3. A method as defined in claim 2 wherein the textiles are left in a moistened state during the venting step.

4. A method as defined in claim 1 wherein the textiles are dried by a recirculating air stream passing through a water-extraction zone followed by a reheating zone.

5. A method as defined in claim 1 wherein further detergent is added to said vessel during treatment of the textiles by said solvent.

References Cited UNITED STATES PATENTS 2,573,966 11/1951 Hamlin 8-1493 X 3,306,083 2/1967 ILornitzo ".1-.. 68l8 RX 3,338,072 8/1967 Brillet 68-58 X 3,388,410 6/1968 Marshall 68-58 X 3,443,406 5/1969 Wolverton et a1. 6858 WILLIAM I. PRICE, Primary Examiner U.S. Cl. X.-R.

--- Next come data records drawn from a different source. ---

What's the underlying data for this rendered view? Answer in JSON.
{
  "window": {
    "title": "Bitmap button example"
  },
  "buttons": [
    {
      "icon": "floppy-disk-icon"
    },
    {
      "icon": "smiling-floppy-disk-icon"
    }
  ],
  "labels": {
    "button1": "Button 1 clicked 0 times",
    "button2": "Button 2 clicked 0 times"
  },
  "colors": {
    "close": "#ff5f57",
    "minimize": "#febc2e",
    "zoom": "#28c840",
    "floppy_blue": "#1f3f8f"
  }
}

Referenced by
Citing PatentFiling datePublication dateApplicantTitle
US4489455 *Nov 3, 1983Dec 25, 1984The Procter & Gamble CompanyMethod for highly efficient laundering of textiles
US4489574 *Oct 28, 1982Dec 25, 1984The Procter & Gamble CompanyApparatus for highly efficient laundering of textiles
US4555019 *Jun 22, 1984Nov 26, 1985The Procter & Gamble CompanyPackaged detergent composition with instructions for use in a laundering process
US5381574 *Jul 16, 1993Jan 17, 1995Vonpless; Douglas J.Method and apparatus for pre-treating soiled fabric articles prior to laundering
US5461887 *Oct 19, 1994Oct 31, 1995Vonpless; Douglas J.Apparatus for pre-treating soiled fabric articles prior to laundering
US6263708 *Oct 22, 1998Jul 24, 2001Steven E. YarmoskyPressure pretreating of stains on fabrics
US6482242Jun 19, 2001Nov 19, 2002Steven E. YarmoskyPressure pretreating of stains on fabrics
US6886371 *Mar 5, 2002May 3, 2005Sharp Kabushiki KaishaWasher having a partial washing apparatus, and washing apparatus
US7565822 *Oct 30, 2007Jul 28, 2009Lg Electronics Inc.Washing machine using steam and method for controlling the same
US7600402Nov 3, 2004Oct 13, 2009Lg Electronics Inc.Washing apparatus and control method thereof
US7647794Oct 16, 2007Jan 19, 2010Lg Electronics Inc.Washing machine using steam and method for controlling the same
US7797969Jul 6, 2009Sep 21, 2010Lg Electronics Inc.Washing machine using steam and method for controlling the same
US7802335 *Oct 12, 2007Sep 28, 2010General Electric CompanyBulk dispense user adjustable controls
US7946140Aug 21, 2009May 24, 2011Lg Electronics Inc.Washing machine using steam and method for controlling the same
US8122741Sep 3, 2009Feb 28, 2012Lg Electronics Inc.Washing apparatus and control method thereof
Classifications
U.S. Classification8/149.1, 68/58, 68/18.00R, 8/158, 8/149.3
International ClassificationD06F43/00
Cooperative ClassificationD06F43/007
European ClassificationD06F43/00D